On March 25, 1983, business was booming at Harry’s Liquor, Wine & Cheese, near the Environmental Protection Agency’s Washington, D.C., headquarters. EPA employees were in the mood to party. The agency’s top lawyer had just resigned, the latest casualty in a purge of political appointees. Weeks earlier, EPA Administrator Anne Gorsuch Burford had also resigned amid a ballooning controversy over her management of the Superfund program. Agency staff celebrated by springing for eight cases of champagne and six ounces of Russian caviar from Harry’s. One employee even took vacation time to sell commemorative T-shirts to his colleagues. They read: “I Survived the Ice Queen’s Acid Reign.”
The EPA was only a decade old when Gorsuch, as she was then known—she married Bureau of Land Management Director Robert Burford in 1983—became its first female administrator. Gorsuch, a conservative state legislator from Colorado, promptly embroiled the agency in a political fight for its life. Even though Congress had recently expanded the EPA’s workload, Gorsuch and the Reagan White House cut its budget and staff. Gorsuch derided the agency’s approach to environmental protection as “bean counting,” saying it measured success by the number of enforcement actions it took or regulations it issued rather than by what they achieved. She claimed that the agency could do more for the environment with fewer resources by giving states broader autonomy to decide how to curb pollution. But many career employees, environmentalists and congressional representatives didn’t buy it, seeing Gorsuch’s philosophy as window dressing for an industry-friendly agenda to neuter environmental laws.

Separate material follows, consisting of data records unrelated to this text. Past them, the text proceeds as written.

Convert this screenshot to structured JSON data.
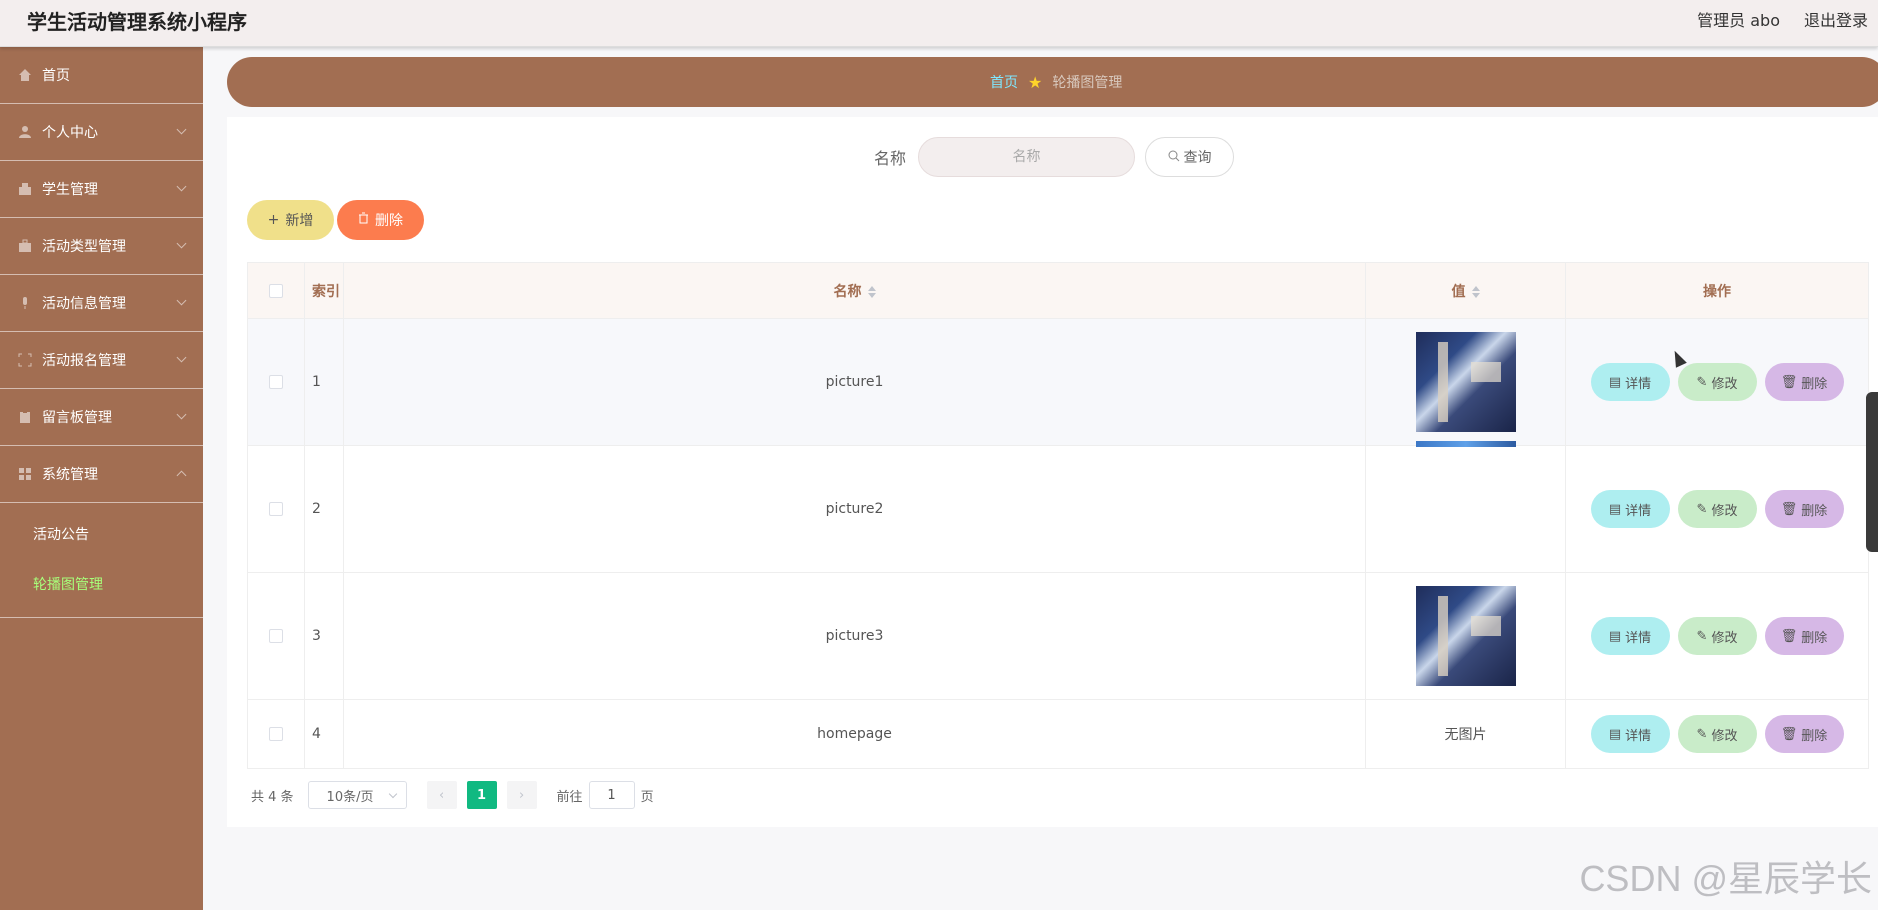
{
  "header": {
    "app_title": "学生活动管理系统小程序",
    "user_label": "管理员 abo",
    "logout_label": "退出登录"
  },
  "sidebar": {
    "items": [
      {
        "label": "首页",
        "icon": "home-icon"
      },
      {
        "label": "个人中心",
        "icon": "user-icon"
      },
      {
        "label": "学生管理",
        "icon": "student-icon"
      },
      {
        "label": "活动类型管理",
        "icon": "briefcase-icon"
      },
      {
        "label": "活动信息管理",
        "icon": "mic-icon"
      },
      {
        "label": "活动报名管理",
        "icon": "frame-icon"
      },
      {
        "label": "留言板管理",
        "icon": "clipboard-icon"
      },
      {
        "label": "系统管理",
        "icon": "grid-icon"
      }
    ],
    "submenu": [
      {
        "label": "活动公告",
        "active": false
      },
      {
        "label": "轮播图管理",
        "active": true
      }
    ]
  },
  "breadcrumb": {
    "home": "首页",
    "current": "轮播图管理"
  },
  "search": {
    "label": "名称",
    "placeholder": "名称",
    "button_label": "查询"
  },
  "actions": {
    "add_label": "新增",
    "delete_label": "删除"
  },
  "table": {
    "columns": {
      "index": "索引",
      "name": "名称",
      "value": "值",
      "ops": "操作"
    },
    "rows": [
      {
        "index": "1",
        "name": "picture1",
        "value": "image"
      },
      {
        "index": "2",
        "name": "picture2",
        "value": "image-broken"
      },
      {
        "index": "3",
        "name": "picture3",
        "value": "image"
      },
      {
        "index": "4",
        "name": "homepage",
        "value": "无图片"
      }
    ],
    "op_labels": {
      "detail": "详情",
      "edit": "修改",
      "delete": "删除"
    }
  },
  "pagination": {
    "total": "共 4 条",
    "page_size": "10条/页",
    "current_page": "1",
    "goto_label": "前往",
    "goto_value": "1",
    "goto_suffix": "页"
  },
  "watermark": "CSDN @星辰学长",
  "colors": {
    "sidebar": "#a26e52",
    "accent_green": "#10b981",
    "active_submenu": "#a8ff7a"
  }
}
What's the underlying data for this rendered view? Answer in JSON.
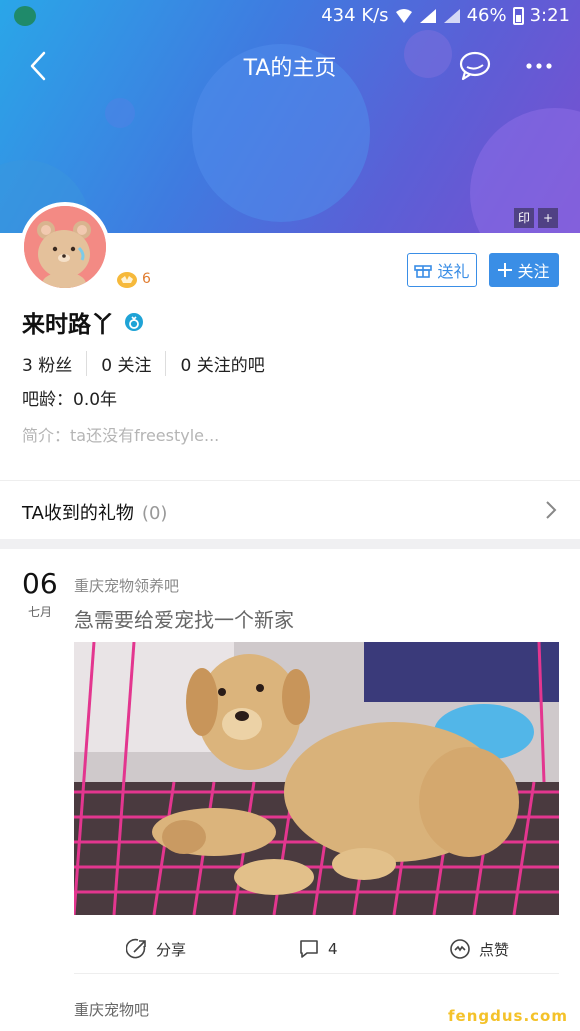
{
  "status_bar": {
    "speed": "434 K/s",
    "battery": "46%",
    "time": "3:21"
  },
  "nav": {
    "title": "TA的主页"
  },
  "header_tools": {
    "stamp_label": "印",
    "add_label": "+"
  },
  "profile": {
    "level": "6",
    "username": "来时路丫",
    "stats": {
      "fans_count": "3",
      "fans_label": "粉丝",
      "following_count": "0",
      "following_label": "关注",
      "forums_count": "0",
      "forums_label": "关注的吧"
    },
    "age": "吧龄：0.0年",
    "bio": "简介：ta还没有freestyle..."
  },
  "buttons": {
    "gift": "送礼",
    "follow": "关注"
  },
  "gifts": {
    "label": "TA收到的礼物",
    "count": "(0)"
  },
  "post": {
    "day": "06",
    "month": "七月",
    "forum": "重庆宠物领养吧",
    "title": "急需要给爱宠找一个新家",
    "share_label": "分享",
    "comment_count": "4",
    "like_label": "点赞"
  },
  "next_post": {
    "forum": "重庆宠物吧"
  },
  "watermark": "fengdus.com",
  "colors": {
    "accent": "#3a8ee6",
    "level": "#e07b2e"
  }
}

The debate surrounding the EPA’s future is strikingly similar today as Scott Pruitt assumes command. The former Oklahoma attorney general made a name for himself by fighting what he termed the “activist agenda” of former President Barack Obama’s EPA. Pruitt filed 14 lawsuits against the agency, including suits to block its efforts to clear smog from national parks and wilderness areas and to cut carbon emissions from power plants. Like Gorsuch, Pruitt thinks the EPA needs to relinquish more power to the states.